Goal of the exercise »
Only lines holding "chevron" are wanted; copy each of them from the records below.

[Recorded data]
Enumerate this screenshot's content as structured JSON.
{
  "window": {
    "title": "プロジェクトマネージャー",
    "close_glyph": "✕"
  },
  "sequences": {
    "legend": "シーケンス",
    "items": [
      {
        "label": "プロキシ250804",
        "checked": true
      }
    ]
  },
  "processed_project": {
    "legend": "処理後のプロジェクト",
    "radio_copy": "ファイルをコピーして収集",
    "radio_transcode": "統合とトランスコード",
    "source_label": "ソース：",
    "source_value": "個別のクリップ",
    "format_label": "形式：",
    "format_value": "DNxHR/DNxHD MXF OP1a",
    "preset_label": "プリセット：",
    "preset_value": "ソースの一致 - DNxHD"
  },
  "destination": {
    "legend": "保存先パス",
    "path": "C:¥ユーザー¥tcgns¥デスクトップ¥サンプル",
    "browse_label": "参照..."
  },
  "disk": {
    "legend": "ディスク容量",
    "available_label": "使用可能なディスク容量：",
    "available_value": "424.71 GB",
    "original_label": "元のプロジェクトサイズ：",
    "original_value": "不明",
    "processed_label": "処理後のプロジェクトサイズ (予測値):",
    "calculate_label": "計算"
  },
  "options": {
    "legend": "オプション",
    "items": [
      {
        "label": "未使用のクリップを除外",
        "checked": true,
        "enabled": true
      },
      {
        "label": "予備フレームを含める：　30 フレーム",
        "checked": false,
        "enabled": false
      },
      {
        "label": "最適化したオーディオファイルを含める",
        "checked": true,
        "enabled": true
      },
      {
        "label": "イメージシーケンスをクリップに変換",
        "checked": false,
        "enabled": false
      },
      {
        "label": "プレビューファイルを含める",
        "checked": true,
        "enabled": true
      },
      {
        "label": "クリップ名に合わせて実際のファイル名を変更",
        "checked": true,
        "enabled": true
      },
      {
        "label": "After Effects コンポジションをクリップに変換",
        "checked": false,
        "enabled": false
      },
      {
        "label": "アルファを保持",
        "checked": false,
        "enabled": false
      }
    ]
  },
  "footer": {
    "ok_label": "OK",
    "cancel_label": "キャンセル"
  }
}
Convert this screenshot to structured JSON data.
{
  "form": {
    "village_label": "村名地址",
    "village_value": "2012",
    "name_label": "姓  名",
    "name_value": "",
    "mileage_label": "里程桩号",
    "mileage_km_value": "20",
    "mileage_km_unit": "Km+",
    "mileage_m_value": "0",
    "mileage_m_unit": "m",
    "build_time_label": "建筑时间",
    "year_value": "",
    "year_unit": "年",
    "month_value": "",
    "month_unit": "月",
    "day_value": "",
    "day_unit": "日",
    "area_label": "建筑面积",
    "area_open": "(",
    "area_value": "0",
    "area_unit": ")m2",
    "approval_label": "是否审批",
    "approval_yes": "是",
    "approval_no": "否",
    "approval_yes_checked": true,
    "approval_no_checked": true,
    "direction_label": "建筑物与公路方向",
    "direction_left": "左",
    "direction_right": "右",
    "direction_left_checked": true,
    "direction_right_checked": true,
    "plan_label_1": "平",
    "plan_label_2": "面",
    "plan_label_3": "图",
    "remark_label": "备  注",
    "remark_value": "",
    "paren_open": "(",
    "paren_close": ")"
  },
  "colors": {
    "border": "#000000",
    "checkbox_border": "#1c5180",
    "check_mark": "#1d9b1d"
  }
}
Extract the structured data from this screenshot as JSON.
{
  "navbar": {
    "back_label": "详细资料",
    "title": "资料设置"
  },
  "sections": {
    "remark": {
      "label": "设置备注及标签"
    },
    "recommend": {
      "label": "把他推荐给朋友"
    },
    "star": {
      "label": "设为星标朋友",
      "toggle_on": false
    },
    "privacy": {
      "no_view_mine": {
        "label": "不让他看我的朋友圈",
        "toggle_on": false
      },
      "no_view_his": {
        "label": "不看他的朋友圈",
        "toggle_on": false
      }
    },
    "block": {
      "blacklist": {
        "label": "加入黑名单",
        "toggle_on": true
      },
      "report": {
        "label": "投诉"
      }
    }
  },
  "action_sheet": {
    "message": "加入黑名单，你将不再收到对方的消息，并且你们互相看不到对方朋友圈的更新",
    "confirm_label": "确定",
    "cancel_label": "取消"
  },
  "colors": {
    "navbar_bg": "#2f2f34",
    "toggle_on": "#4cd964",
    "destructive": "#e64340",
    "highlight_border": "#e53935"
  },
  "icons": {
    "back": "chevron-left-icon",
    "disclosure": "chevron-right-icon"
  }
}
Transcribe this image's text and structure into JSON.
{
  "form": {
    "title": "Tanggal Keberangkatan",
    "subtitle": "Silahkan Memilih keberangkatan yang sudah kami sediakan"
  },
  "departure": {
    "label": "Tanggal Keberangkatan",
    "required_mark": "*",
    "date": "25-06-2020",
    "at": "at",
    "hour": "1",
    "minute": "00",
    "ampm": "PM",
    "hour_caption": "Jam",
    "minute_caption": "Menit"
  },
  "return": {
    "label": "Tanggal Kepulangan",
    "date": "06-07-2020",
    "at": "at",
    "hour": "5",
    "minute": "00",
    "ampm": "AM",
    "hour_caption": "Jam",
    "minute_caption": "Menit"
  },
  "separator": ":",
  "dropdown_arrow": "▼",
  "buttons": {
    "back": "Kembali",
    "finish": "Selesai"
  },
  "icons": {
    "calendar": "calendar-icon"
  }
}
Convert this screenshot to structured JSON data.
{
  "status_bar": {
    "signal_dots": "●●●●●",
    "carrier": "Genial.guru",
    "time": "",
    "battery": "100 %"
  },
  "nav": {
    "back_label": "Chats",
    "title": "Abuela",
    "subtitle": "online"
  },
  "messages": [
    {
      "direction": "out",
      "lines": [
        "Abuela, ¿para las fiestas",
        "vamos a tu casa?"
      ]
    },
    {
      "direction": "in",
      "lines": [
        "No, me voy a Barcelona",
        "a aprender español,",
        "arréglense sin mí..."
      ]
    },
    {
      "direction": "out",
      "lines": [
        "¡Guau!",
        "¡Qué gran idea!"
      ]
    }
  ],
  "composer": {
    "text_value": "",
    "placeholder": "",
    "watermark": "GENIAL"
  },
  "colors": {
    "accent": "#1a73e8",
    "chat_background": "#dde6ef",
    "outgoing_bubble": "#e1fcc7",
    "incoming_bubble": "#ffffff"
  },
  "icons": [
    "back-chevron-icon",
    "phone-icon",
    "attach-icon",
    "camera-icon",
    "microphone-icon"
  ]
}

Answer for this exercise »
    "back": "chevron-left-icon",
    "disclosure": "chevron-right-icon"
    "back-chevron-icon",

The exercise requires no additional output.